Kidnapping can also take place in the context of deprogramming, a now rare practice used to convince someone to give up his or her commitment to a new religious movement, called a cult or sect by critics, that the subject's family members consider harmful, prompting their hiring of a deprogrammer.
Stockholm syndrome is a term used to describe the relationship a hostage can build with their kidnapper.
According to a 2003 Domestic Violence Report in Colorado, out of a survey of 189 incidents, most people (usually white females) are taken from their homes or residence by a present or former spouse or significant other. They are usually taken by force, not by weapon, and usually the victims are not injured when they are freed.
Kidnapping versus abductionIn the terminology of the common law in many jurisdictions (according to Black's Law Dictionary), the crime of kidnapping is labelled abduction when the victim is a woman. In modern usage, kidnapping or abduction of a child is often called child stealing, particularly when done not to collect a ransom but rather with the intention of keeping the child permanently (often in a case where the child's parents are divorced or legally separated, whereupon the parent who does not have legal custody will commit the act, also known as "childnapping"). Today, the term is no longer restricted to the case of a child victim.
Child abduction can refer to children being taken away without their parents' consent but with the consent of the child. In England and Wales, it is child abduction to take away a child under the age of 16 without parental consent.
Kidnapping in English lawThis is a common law offense requiring:
It would be difficult to kidnap without also committing false imprisonment, which is the common-law offense of intentionally or recklessly detaining the victim. The use of force to take and detain will also be regarded as an assault, and other, related offences may also be committed before, during, or after the detention.

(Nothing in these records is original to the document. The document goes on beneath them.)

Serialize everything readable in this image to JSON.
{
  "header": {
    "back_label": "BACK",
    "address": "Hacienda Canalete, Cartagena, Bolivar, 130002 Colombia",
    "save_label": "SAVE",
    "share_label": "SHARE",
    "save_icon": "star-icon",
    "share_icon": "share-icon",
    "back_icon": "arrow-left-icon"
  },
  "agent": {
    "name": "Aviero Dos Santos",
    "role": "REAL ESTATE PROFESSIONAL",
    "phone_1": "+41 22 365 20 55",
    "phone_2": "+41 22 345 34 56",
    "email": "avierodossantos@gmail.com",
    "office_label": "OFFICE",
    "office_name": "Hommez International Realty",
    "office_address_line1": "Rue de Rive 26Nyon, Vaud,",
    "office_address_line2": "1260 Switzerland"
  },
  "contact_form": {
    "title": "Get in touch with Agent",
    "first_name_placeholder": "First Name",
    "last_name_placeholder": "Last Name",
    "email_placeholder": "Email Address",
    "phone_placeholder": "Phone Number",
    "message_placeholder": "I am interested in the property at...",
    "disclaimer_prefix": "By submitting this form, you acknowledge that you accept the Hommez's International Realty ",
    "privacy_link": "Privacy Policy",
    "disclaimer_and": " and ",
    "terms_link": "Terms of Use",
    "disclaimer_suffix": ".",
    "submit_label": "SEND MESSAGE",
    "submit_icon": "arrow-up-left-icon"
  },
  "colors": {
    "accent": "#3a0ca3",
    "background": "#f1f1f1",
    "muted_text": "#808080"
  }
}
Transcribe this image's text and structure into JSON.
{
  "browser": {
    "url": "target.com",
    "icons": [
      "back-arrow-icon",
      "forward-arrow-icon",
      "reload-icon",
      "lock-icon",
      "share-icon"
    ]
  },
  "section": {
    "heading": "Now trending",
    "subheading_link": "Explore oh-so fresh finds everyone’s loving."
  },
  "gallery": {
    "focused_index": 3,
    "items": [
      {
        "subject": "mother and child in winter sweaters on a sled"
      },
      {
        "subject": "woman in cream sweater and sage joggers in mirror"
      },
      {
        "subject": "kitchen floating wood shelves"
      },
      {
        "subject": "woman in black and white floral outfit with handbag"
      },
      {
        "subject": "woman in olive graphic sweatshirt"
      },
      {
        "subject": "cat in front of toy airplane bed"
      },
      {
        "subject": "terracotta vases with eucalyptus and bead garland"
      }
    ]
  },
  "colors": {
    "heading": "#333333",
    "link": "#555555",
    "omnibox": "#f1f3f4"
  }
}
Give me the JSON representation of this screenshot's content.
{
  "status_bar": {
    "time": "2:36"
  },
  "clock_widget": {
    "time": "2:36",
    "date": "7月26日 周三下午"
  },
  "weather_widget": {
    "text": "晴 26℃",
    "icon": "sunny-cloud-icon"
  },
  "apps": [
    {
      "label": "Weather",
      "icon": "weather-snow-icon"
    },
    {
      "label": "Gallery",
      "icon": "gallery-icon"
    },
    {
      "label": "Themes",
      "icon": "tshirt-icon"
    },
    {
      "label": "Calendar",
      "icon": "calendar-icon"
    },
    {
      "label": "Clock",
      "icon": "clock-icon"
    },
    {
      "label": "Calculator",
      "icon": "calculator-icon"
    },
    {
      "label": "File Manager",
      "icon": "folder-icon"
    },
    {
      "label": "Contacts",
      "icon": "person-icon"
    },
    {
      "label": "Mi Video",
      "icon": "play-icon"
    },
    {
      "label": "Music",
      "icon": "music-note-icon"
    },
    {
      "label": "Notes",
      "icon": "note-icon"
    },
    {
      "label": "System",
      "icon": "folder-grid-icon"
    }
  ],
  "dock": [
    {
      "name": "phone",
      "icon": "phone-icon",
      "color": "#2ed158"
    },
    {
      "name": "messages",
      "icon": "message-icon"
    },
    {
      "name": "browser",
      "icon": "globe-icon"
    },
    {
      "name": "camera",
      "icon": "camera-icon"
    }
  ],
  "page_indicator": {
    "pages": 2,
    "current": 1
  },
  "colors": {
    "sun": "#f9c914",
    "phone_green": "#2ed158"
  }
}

Alongside murder, kidnapping is the last really significant offence under the common law which has yet to be codified into statute.
- Bride kidnapping is a term often applied loosely, to include any bride physically 'abducted' against the will of her parents, even if she is willing to marry the 'abductor'. It still is traditional amongst certain nomadic peoples of Central Asia. It has seen a resurgence in Kyrgystan since the fall of the Soviet Union and the subsequent erosion of women's rights.
- Tiger kidnapping is taking an innocent hostage to make a loved one or associate of the victim do something, e.g. a child is taken hostage to force the shopkeeper to open the safe; the term originates from the usually long preceding observation, like a tiger does on the prowl.
Kidnapping todayKidnapping for ransom is a common occurrence in various parts of the world today, and certain cities and countries are often described as the "Kidnapping Capital of the World." As of 2007, that title belongs to Baghdad. In 2004, it was Mexico , and in 2001 it was Colombia (which continues to have very high levels of abduction due to the ongoing conflict). Haiti also has frequent kidnappings (starting several years ago), as do certain parts of Africa.
- Insight News documentary: China's Kidnapped Wives
- Court TV's - Criminal Psychology of child abduction
- Kidnap news
kidnap in Czech: Únos
kidnap in German: Menschenraub
kidnap in Spanish: Secuestro
kidnap in Esperanto: Homforkapto
kidnap in French: Enlèvement
kidnap in Scottish Gaelic: Toirt am bruid
kidnap in Galician: Secuestro
kidnap in Korean: 유괴
kidnap in Hebrew: חטיפה
kidnap in Italian: Sequestro di persona a scopo di estorsione
kidnap in Dutch: Kidnap
kidnap in Japanese: 誘拐
kidnap in Norwegian: Kidnapping
kidnap in Occitan (post 1500): Sequestracion
kidnap in Portuguese: Sequestro
kidnap in Russian: Киднеппинг
kidnap in Simple English: Kidnapping
kidnap in Finnish: Kidnappaus
kidnap in Swedish: Kidnappning
kidnap in Ukrainian: Кіднепінг
kidnap in Chinese: 綁票